(Excerpts from an interface dataset)
################

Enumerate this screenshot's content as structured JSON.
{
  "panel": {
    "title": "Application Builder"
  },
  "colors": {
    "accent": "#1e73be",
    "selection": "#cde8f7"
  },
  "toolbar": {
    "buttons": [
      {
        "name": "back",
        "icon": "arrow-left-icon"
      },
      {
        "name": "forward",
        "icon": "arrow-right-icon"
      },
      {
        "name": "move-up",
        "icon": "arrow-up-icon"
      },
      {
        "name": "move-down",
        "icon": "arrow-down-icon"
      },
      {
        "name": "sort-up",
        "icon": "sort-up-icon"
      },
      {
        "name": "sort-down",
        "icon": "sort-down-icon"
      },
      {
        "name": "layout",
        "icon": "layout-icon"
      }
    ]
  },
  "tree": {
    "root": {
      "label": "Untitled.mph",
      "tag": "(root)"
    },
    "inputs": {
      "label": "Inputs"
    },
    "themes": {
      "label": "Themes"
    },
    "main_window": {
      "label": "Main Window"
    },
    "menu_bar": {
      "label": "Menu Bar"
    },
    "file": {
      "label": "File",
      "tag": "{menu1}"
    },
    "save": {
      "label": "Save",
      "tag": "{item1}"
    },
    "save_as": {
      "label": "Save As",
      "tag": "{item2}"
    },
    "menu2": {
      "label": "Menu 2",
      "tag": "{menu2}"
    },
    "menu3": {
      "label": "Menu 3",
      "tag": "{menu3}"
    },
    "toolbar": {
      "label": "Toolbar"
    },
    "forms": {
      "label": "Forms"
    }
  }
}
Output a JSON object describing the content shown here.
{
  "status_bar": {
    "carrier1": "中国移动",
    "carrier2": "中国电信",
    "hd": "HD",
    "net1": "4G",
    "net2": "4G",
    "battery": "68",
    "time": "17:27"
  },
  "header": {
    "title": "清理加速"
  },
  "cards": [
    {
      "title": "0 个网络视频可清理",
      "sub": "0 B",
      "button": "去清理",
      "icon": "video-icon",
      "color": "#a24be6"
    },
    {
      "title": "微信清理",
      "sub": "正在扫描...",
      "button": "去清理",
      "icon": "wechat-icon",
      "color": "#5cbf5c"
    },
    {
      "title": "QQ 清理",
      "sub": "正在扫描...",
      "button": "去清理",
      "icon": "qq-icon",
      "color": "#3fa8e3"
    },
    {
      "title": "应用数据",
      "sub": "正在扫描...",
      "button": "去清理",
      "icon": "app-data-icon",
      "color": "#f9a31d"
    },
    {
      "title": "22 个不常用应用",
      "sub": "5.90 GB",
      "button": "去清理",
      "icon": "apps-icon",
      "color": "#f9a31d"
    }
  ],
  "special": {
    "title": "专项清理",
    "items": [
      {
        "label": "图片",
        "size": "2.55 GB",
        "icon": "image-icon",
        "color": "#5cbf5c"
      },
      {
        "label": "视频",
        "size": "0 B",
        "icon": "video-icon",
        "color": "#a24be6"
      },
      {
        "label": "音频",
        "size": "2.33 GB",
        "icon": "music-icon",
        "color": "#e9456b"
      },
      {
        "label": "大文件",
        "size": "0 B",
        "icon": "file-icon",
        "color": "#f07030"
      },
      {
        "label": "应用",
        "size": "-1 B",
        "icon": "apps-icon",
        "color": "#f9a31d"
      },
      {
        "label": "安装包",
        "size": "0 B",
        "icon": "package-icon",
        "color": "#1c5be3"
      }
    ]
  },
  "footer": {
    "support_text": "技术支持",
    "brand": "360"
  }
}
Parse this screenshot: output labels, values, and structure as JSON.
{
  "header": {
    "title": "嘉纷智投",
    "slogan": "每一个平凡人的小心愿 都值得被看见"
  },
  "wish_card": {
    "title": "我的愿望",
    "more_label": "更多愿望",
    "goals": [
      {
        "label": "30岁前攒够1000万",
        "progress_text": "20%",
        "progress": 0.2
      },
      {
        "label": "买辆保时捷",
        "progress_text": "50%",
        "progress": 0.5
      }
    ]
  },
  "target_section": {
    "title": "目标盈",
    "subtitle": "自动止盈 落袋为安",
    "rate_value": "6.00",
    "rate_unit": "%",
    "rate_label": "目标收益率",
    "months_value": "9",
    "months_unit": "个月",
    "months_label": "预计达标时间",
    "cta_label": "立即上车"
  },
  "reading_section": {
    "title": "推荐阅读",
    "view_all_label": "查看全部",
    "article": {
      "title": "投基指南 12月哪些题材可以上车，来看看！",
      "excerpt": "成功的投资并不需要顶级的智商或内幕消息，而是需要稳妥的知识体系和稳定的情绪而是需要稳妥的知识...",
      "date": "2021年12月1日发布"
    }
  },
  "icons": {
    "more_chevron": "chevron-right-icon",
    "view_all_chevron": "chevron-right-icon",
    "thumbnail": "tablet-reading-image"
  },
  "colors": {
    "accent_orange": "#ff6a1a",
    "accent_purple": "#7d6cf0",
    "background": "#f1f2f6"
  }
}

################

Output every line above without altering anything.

Enumerate this screenshot's content as structured JSON.
{
  "panel": {
    "title": "Application Builder"
  },
  "colors": {
    "accent": "#1e73be",
    "selection": "#cde8f7"
  },
  "toolbar": {
    "buttons": [
      {
        "name": "back",
        "icon": "arrow-left-icon"
      },
      {
        "name": "forward",
        "icon": "arrow-right-icon"
      },
      {
        "name": "move-up",
        "icon": "arrow-up-icon"
      },
      {
        "name": "move-down",
        "icon": "arrow-down-icon"
      },
      {
        "name": "sort-up",
        "icon": "sort-up-icon"
      },
      {
        "name": "sort-down",
        "icon": "sort-down-icon"
      },
      {
        "name": "layout",
        "icon": "layout-icon"
      }
    ]
  },
  "tree": {
    "root": {
      "label": "Untitled.mph",
      "tag": "(root)"
    },
    "inputs": {
      "label": "Inputs"
    },
    "themes": {
      "label": "Themes"
    },
    "main_window": {
      "label": "Main Window"
    },
    "menu_bar": {
      "label": "Menu Bar"
    },
    "file": {
      "label": "File",
      "tag": "{menu1}"
    },
    "save": {
      "label": "Save",
      "tag": "{item1}"
    },
    "save_as": {
      "label": "Save As",
      "tag": "{item2}"
    },
    "menu2": {
      "label": "Menu 2",
      "tag": "{menu2}"
    },
    "menu3": {
      "label": "Menu 3",
      "tag": "{menu3}"
    },
    "toolbar": {
      "label": "Toolbar"
    },
    "forms": {
      "label": "Forms"
    }
  }
}
Output a JSON object describing the content shown here.
{
  "status_bar": {
    "carrier1": "中国移动",
    "carrier2": "中国电信",
    "hd": "HD",
    "net1": "4G",
    "net2": "4G",
    "battery": "68",
    "time": "17:27"
  },
  "header": {
    "title": "清理加速"
  },
  "cards": [
    {
      "title": "0 个网络视频可清理",
      "sub": "0 B",
      "button": "去清理",
      "icon": "video-icon",
      "color": "#a24be6"
    },
    {
      "title": "微信清理",
      "sub": "正在扫描...",
      "button": "去清理",
      "icon": "wechat-icon",
      "color": "#5cbf5c"
    },
    {
      "title": "QQ 清理",
      "sub": "正在扫描...",
      "button": "去清理",
      "icon": "qq-icon",
      "color": "#3fa8e3"
    },
    {
      "title": "应用数据",
      "sub": "正在扫描...",
      "button": "去清理",
      "icon": "app-data-icon",
      "color": "#f9a31d"
    },
    {
      "title": "22 个不常用应用",
      "sub": "5.90 GB",
      "button": "去清理",
      "icon": "apps-icon",
      "color": "#f9a31d"
    }
  ],
  "special": {
    "title": "专项清理",
    "items": [
      {
        "label": "图片",
        "size": "2.55 GB",
        "icon": "image-icon",
        "color": "#5cbf5c"
      },
      {
        "label": "视频",
        "size": "0 B",
        "icon": "video-icon",
        "color": "#a24be6"
      },
      {
        "label": "音频",
        "size": "2.33 GB",
        "icon": "music-icon",
        "color": "#e9456b"
      },
      {
        "label": "大文件",
        "size": "0 B",
        "icon": "file-icon",
        "color": "#f07030"
      },
      {
        "label": "应用",
        "size": "-1 B",
        "icon": "apps-icon",
        "color": "#f9a31d"
      },
      {
        "label": "安装包",
        "size": "0 B",
        "icon": "package-icon",
        "color": "#1c5be3"
      }
    ]
  },
  "footer": {
    "support_text": "技术支持",
    "brand": "360"
  }
}
Parse this screenshot: output labels, values, and structure as JSON.
{
  "header": {
    "title": "嘉纷智投",
    "slogan": "每一个平凡人的小心愿 都值得被看见"
  },
  "wish_card": {
    "title": "我的愿望",
    "more_label": "更多愿望",
    "goals": [
      {
        "label": "30岁前攒够1000万",
        "progress_text": "20%",
        "progress": 0.2
      },
      {
        "label": "买辆保时捷",
        "progress_text": "50%",
        "progress": 0.5
      }
    ]
  },
  "target_section": {
    "title": "目标盈",
    "subtitle": "自动止盈 落袋为安",
    "rate_value": "6.00",
    "rate_unit": "%",
    "rate_label": "目标收益率",
    "months_value": "9",
    "months_unit": "个月",
    "months_label": "预计达标时间",
    "cta_label": "立即上车"
  },
  "reading_section": {
    "title": "推荐阅读",
    "view_all_label": "查看全部",
    "article": {
      "title": "投基指南 12月哪些题材可以上车，来看看！",
      "excerpt": "成功的投资并不需要顶级的智商或内幕消息，而是需要稳妥的知识体系和稳定的情绪而是需要稳妥的知识...",
      "date": "2021年12月1日发布"
    }
  },
  "icons": {
    "more_chevron": "chevron-right-icon",
    "view_all_chevron": "chevron-right-icon",
    "thumbnail": "tablet-reading-image"
  },
  "colors": {
    "accent_orange": "#ff6a1a",
    "accent_purple": "#7d6cf0",
    "background": "#f1f2f6"
  }
}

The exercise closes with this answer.